TASK INSTRUCTIONS
What is the number of lines in the data that hold the string "Kanunda"? Reply with that number only.

PROVIDED ENTRIES
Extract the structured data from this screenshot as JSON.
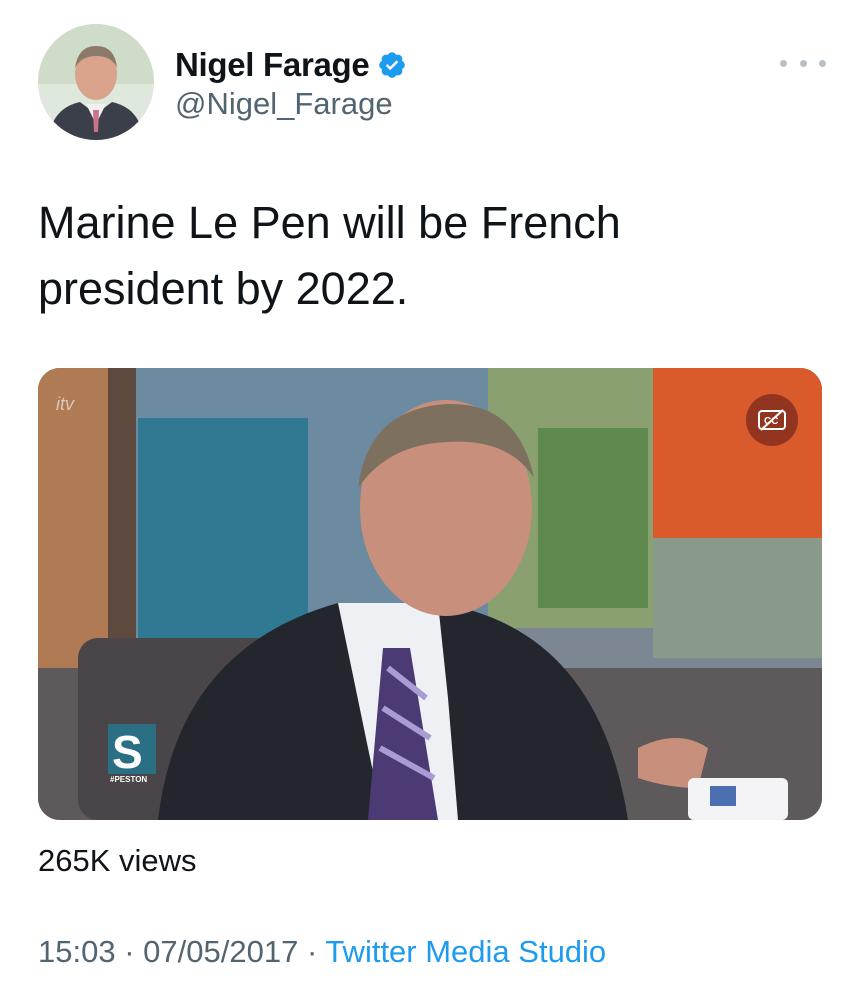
{
  "author": {
    "display_name": "Nigel Farage",
    "handle": "@Nigel_Farage",
    "verified": true
  },
  "tweet": {
    "text": "Marine Le Pen will be French president by 2022."
  },
  "media": {
    "channel_logo": "itv",
    "show_logo_text": "#PESTON",
    "captions_icon": "cc-icon"
  },
  "stats": {
    "views": "265K views"
  },
  "meta": {
    "time": "15:03",
    "separator": "·",
    "date": "07/05/2017",
    "source": "Twitter Media Studio"
  },
  "colors": {
    "link": "#1d9bf0",
    "verified": "#1d9bf0",
    "secondary_text": "#536471"
  },
  "icons": [
    "verified-badge-icon",
    "more-options-icon",
    "closed-captions-icon"
  ]
}
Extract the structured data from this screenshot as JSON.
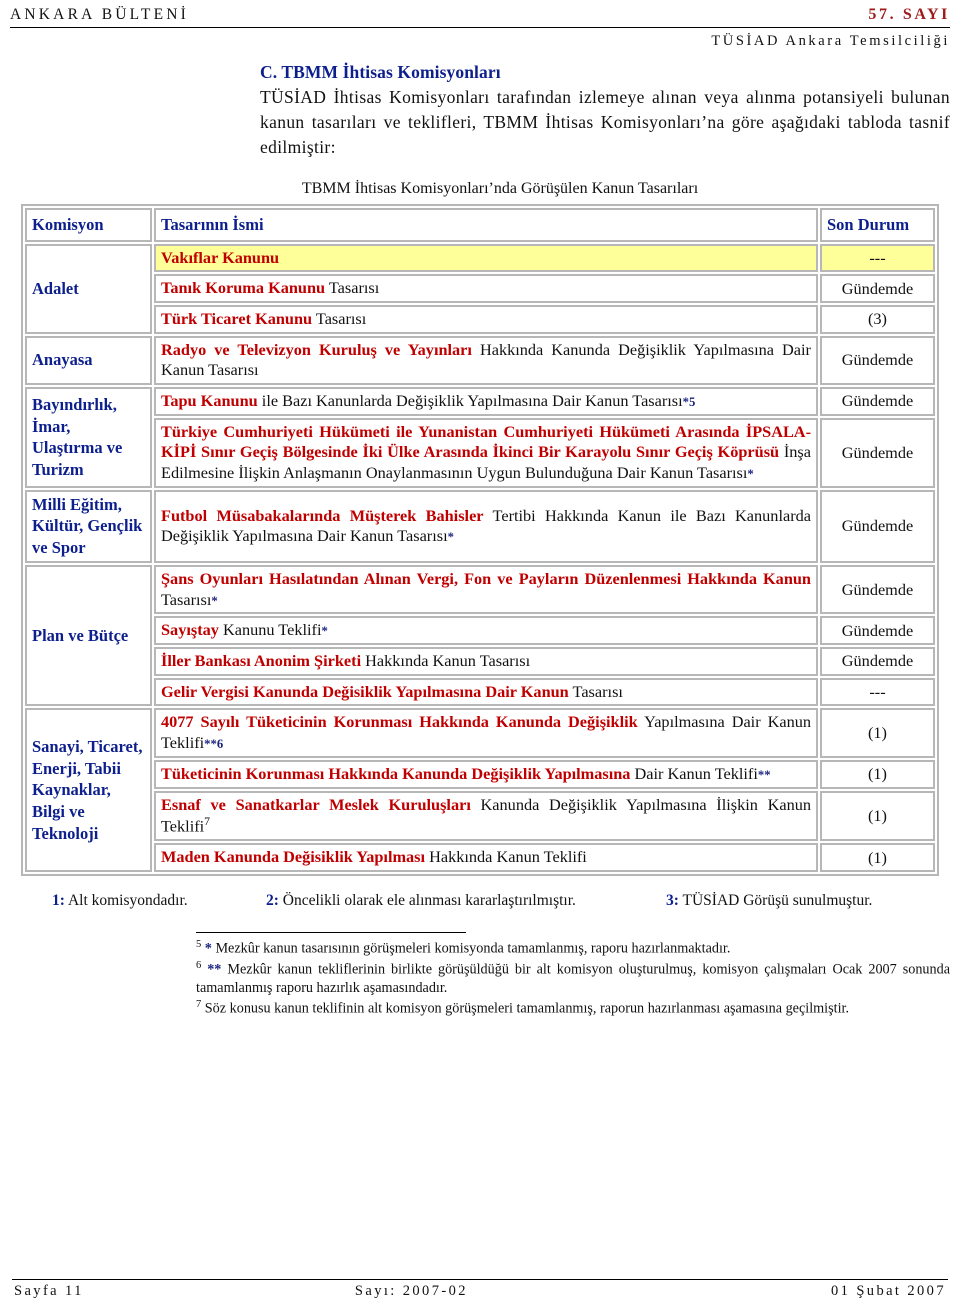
{
  "header": {
    "bulletin_name": "ANKARA BÜLTENİ",
    "issue_no": "57. SAYI",
    "office": "TÜSİAD Ankara Temsilciliği"
  },
  "intro": {
    "heading": "C. TBMM İhtisas Komisyonları",
    "body": "TÜSİAD İhtisas Komisyonları tarafından izlemeye alınan veya alınma potansiyeli bulunan kanun tasarıları ve teklifleri, TBMM İhtisas Komisyonları’na göre aşağıdaki tabloda tasnif edilmiştir:"
  },
  "table": {
    "caption": "TBMM İhtisas Komisyonları’nda Görüşülen Kanun Tasarıları",
    "columns": [
      "Komisyon",
      "Tasarının İsmi",
      "Son Durum"
    ],
    "groups": [
      {
        "komisyon": "Adalet",
        "rows": [
          {
            "law": "Vakıflar Kanunu",
            "rest": "",
            "marker": "",
            "durum": "---",
            "highlight": true,
            "one_line": true
          },
          {
            "law": "Tanık Koruma Kanunu",
            "rest": " Tasarısı",
            "marker": "",
            "durum": "Gündemde",
            "highlight": false,
            "one_line": true
          },
          {
            "law": "Türk Ticaret Kanunu",
            "rest": " Tasarısı",
            "marker": "",
            "durum": "(3)",
            "highlight": false,
            "one_line": true
          }
        ]
      },
      {
        "komisyon": "Anayasa",
        "rows": [
          {
            "law": "Radyo ve Televizyon Kuruluş ve Yayınları",
            "rest": " Hakkında Kanunda Değişiklik Yapılmasına Dair Kanun Tasarısı",
            "marker": "",
            "durum": "Gündemde",
            "highlight": false,
            "one_line": false
          }
        ]
      },
      {
        "komisyon": "Bayındırlık, İmar, Ulaştırma ve Turizm",
        "rows": [
          {
            "law": "Tapu Kanunu",
            "rest": " ile Bazı Kanunlarda Değişiklik Yapılmasına Dair Kanun Tasarısı",
            "marker": "*5",
            "durum": "Gündemde",
            "highlight": false,
            "one_line": false
          },
          {
            "law": "Türkiye Cumhuriyeti Hükümeti ile Yunanistan Cumhuriyeti Hükümeti Arasında İPSALA-KİPİ Sınır Geçiş Bölgesinde İki Ülke Arasında İkinci Bir Karayolu Sınır Geçiş Köprüsü",
            "rest": " İnşa Edilmesine İlişkin Anlaşmanın Onaylanmasının Uygun Bulunduğuna Dair Kanun Tasarısı",
            "marker": "*",
            "durum": "Gündemde",
            "highlight": false,
            "one_line": false
          }
        ]
      },
      {
        "komisyon": "Milli Eğitim, Kültür, Gençlik ve Spor",
        "rows": [
          {
            "law": "Futbol Müsabakalarında Müşterek Bahisler",
            "rest": " Tertibi Hakkında Kanun ile Bazı Kanunlarda Değişiklik Yapılmasına Dair Kanun Tasarısı",
            "marker": "*",
            "durum": "Gündemde",
            "highlight": false,
            "one_line": false
          }
        ]
      },
      {
        "komisyon": "Plan ve Bütçe",
        "rows": [
          {
            "law": "Şans Oyunları Hasılatından Alınan Vergi, Fon ve Payların Düzenlenmesi Hakkında Kanun",
            "rest": " Tasarısı",
            "marker": "*",
            "durum": "Gündemde",
            "highlight": false,
            "one_line": false
          },
          {
            "law": "Sayıştay",
            "rest": " Kanunu Teklifi",
            "marker": "*",
            "durum": "Gündemde",
            "highlight": false,
            "one_line": true
          },
          {
            "law": "İller Bankası Anonim Şirketi",
            "rest": " Hakkında Kanun Tasarısı",
            "marker": "",
            "durum": "Gündemde",
            "highlight": false,
            "one_line": true
          },
          {
            "law": "Gelir Vergisi Kanunda Değisiklik Yapılmasına Dair Kanun",
            "rest": " Tasarısı",
            "marker": "",
            "durum": "---",
            "highlight": false,
            "one_line": true
          }
        ]
      },
      {
        "komisyon": "Sanayi, Ticaret, Enerji, Tabii Kaynaklar, Bilgi ve Teknoloji",
        "rows": [
          {
            "law": "4077 Sayılı Tüketicinin Korunması Hakkında Kanunda Değişiklik",
            "rest": " Yapılmasına Dair Kanun Teklifi",
            "marker": "**6",
            "durum": "(1)",
            "highlight": false,
            "one_line": false
          },
          {
            "law": "Tüketicinin Korunması Hakkında Kanunda Değişiklik Yapılmasına",
            "rest": " Dair Kanun Teklifi",
            "marker": "**",
            "durum": "(1)",
            "highlight": false,
            "one_line": false
          },
          {
            "law": "Esnaf ve Sanatkarlar Meslek Kuruluşları",
            "rest": " Kanunda Değişiklik Yapılmasına İlişkin Kanun Teklifi",
            "marker": "7",
            "durum": "(1)",
            "highlight": false,
            "one_line": false
          },
          {
            "law": "Maden Kanunda Değisiklik Yapılması",
            "rest": " Hakkında Kanun Teklifi",
            "marker": "",
            "durum": "(1)",
            "highlight": false,
            "one_line": true
          }
        ]
      }
    ]
  },
  "legend": [
    {
      "num": "1:",
      "text": " Alt komisyondadır."
    },
    {
      "num": "2:",
      "text": " Öncelikli olarak ele alınması kararlaştırılmıştır."
    },
    {
      "num": "3:",
      "text": " TÜSİAD Görüşü sunulmuştur."
    }
  ],
  "footnotes": [
    {
      "num": "5",
      "ast": "*",
      "text": " Mezkûr kanun tasarısının görüşmeleri komisyonda tamamlanmış, raporu hazırlanmaktadır."
    },
    {
      "num": "6",
      "ast": "**",
      "text": " Mezkûr kanun tekliflerinin birlikte görüşüldüğü bir alt komisyon oluşturulmuş, komisyon çalışmaları Ocak 2007 sonunda tamamlanmış raporu hazırlık aşamasındadır."
    },
    {
      "num": "7",
      "ast": "",
      "text": " Söz konusu kanun teklifinin alt komisyon görüşmeleri tamamlanmış, raporun hazırlanması aşamasına geçilmiştir."
    }
  ],
  "footer": {
    "page": "Sayfa 11",
    "issue": "Sayı: 2007-02",
    "date": "01 Şubat 2007"
  },
  "colors": {
    "heading_blue": "#0d1f8c",
    "law_red": "#c00000",
    "issue_red": "#9e1b1b",
    "highlight_yellow": "#ffff99",
    "border_gray": "#b7b7b7"
  }
}
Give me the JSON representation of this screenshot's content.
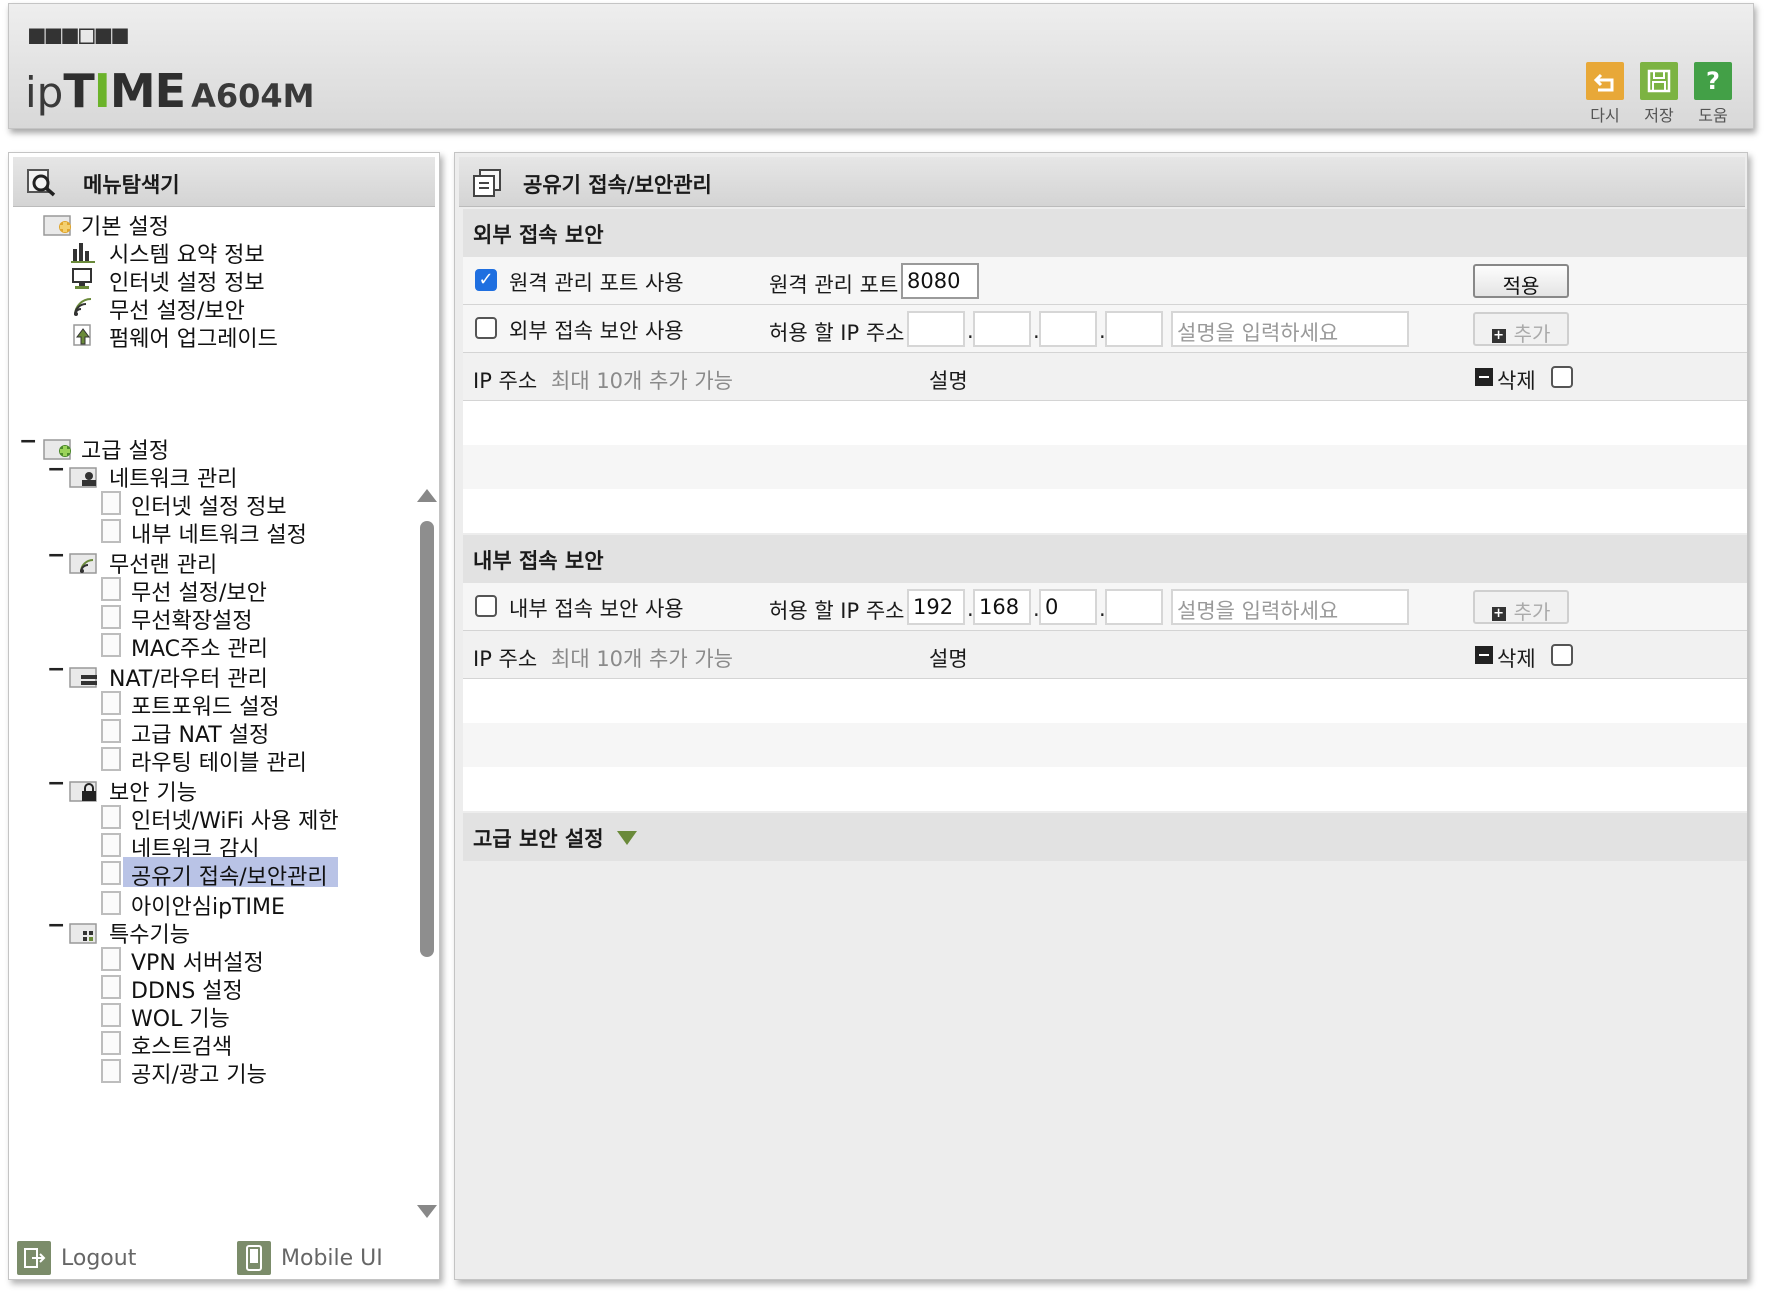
{
  "header": {
    "brand_mark": "■■■□■■",
    "logo_ip": "ip",
    "logo_time_t": "T",
    "logo_time_i": "I",
    "logo_time_me": "ME",
    "model": "A604M",
    "toolbar": [
      {
        "label": "다시",
        "icon": "undo-icon",
        "color": "#e8a838"
      },
      {
        "label": "저장",
        "icon": "save-icon",
        "color": "#7cb342"
      },
      {
        "label": "도움",
        "icon": "help-icon",
        "color": "#43a047"
      }
    ]
  },
  "menu": {
    "title": "메뉴탐색기",
    "basic": {
      "label": "기본 설정",
      "items": [
        "시스템 요약 정보",
        "인터넷 설정 정보",
        "무선 설정/보안",
        "펌웨어 업그레이드"
      ]
    },
    "advanced": {
      "label": "고급 설정",
      "groups": [
        {
          "label": "네트워크 관리",
          "items": [
            "인터넷 설정 정보",
            "내부 네트워크 설정"
          ]
        },
        {
          "label": "무선랜 관리",
          "items": [
            "무선 설정/보안",
            "무선확장설정",
            "MAC주소 관리"
          ]
        },
        {
          "label": "NAT/라우터 관리",
          "items": [
            "포트포워드 설정",
            "고급 NAT 설정",
            "라우팅 테이블 관리"
          ]
        },
        {
          "label": "보안 기능",
          "items": [
            "인터넷/WiFi 사용 제한",
            "네트워크 감시",
            "공유기 접속/보안관리",
            "아이안심ipTIME"
          ]
        },
        {
          "label": "특수기능",
          "items": [
            "VPN 서버설정",
            "DDNS 설정",
            "WOL 기능",
            "호스트검색",
            "공지/광고 기능"
          ]
        }
      ]
    },
    "selected_item": "공유기 접속/보안관리",
    "logout_label": "Logout",
    "mobile_label": "Mobile UI"
  },
  "main": {
    "title": "공유기 접속/보안관리",
    "external": {
      "heading": "외부 접속 보안",
      "remote_port_checkbox_label": "원격 관리 포트 사용",
      "remote_port_checked": true,
      "remote_port_label": "원격 관리 포트",
      "remote_port_value": "8080",
      "apply_label": "적용",
      "security_checkbox_label": "외부 접속 보안 사용",
      "security_checked": false,
      "allowed_ip_label": "허용 할 IP 주소",
      "ip_octets": [
        "",
        "",
        "",
        ""
      ],
      "desc_placeholder": "설명을 입력하세요",
      "add_label": "추가",
      "list_ip_header": "IP 주소",
      "list_ip_hint": "최대 10개 추가 가능",
      "list_desc_header": "설명",
      "delete_label": "삭제"
    },
    "internal": {
      "heading": "내부 접속 보안",
      "security_checkbox_label": "내부 접속 보안 사용",
      "security_checked": false,
      "allowed_ip_label": "허용 할 IP 주소",
      "ip_octets": [
        "192",
        "168",
        "0",
        ""
      ],
      "desc_placeholder": "설명을 입력하세요",
      "add_label": "추가",
      "list_ip_header": "IP 주소",
      "list_ip_hint": "최대 10개 추가 가능",
      "list_desc_header": "설명",
      "delete_label": "삭제"
    },
    "advanced_heading": "고급 보안 설정"
  }
}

RESULT FOR THIS EXERCISE
6